**Required action**
What lines of the data include the string "optimal"? Copy them all.

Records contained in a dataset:
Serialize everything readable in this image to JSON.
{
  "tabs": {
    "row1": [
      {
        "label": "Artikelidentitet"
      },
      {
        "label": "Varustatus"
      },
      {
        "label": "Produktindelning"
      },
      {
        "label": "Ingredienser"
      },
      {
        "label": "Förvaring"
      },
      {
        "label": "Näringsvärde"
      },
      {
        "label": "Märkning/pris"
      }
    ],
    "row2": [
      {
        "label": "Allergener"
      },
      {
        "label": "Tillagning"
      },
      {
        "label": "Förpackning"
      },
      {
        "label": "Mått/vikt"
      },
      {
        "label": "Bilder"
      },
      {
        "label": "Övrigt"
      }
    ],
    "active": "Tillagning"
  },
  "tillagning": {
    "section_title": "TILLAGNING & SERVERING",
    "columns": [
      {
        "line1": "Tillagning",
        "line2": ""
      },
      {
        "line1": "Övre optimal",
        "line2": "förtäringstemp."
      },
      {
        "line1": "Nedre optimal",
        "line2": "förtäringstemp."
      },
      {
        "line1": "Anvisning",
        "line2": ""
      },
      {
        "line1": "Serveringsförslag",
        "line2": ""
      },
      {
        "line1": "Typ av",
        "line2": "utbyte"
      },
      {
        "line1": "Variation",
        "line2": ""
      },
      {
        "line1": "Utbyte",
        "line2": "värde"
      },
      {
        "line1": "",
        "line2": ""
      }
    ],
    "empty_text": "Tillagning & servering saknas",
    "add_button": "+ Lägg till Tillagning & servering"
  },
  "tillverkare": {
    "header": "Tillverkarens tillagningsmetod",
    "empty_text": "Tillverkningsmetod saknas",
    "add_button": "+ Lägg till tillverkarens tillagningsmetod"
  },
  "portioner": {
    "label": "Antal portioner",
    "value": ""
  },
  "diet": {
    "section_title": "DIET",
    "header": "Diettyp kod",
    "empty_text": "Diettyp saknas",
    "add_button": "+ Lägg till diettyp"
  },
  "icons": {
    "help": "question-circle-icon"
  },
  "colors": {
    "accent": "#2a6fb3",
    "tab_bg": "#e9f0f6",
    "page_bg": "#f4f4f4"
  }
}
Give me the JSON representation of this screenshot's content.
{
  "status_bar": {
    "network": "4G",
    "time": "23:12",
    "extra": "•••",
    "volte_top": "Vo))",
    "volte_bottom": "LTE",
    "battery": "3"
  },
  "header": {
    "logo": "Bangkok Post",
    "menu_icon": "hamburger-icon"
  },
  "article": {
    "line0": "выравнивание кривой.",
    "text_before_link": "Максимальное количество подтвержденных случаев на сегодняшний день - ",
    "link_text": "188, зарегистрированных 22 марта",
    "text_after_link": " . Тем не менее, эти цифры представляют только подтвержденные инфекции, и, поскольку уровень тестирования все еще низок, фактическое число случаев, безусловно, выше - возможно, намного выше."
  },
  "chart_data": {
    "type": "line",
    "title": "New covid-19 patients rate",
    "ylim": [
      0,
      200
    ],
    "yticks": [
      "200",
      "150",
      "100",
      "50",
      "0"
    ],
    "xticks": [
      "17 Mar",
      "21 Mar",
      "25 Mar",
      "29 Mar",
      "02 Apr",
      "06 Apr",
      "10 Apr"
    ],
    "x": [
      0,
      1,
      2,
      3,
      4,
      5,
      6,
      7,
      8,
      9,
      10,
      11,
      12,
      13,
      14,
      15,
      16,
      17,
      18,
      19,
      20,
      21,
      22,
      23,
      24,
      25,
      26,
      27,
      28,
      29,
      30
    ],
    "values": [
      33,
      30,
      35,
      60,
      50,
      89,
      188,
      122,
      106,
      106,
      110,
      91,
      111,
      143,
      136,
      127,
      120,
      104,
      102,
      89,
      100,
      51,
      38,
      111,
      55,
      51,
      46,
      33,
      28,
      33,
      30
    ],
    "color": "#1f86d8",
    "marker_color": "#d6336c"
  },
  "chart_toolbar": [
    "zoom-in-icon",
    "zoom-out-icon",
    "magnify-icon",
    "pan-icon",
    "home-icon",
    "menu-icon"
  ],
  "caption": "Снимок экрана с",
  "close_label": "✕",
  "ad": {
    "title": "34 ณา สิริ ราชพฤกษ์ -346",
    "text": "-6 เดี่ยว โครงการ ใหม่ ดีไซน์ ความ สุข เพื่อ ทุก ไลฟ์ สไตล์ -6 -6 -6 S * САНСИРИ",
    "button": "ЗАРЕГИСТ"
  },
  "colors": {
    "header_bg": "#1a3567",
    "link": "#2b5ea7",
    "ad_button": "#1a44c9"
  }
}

**Response**
        "line1": "Övre optimal",
        "line1": "Nedre optimal",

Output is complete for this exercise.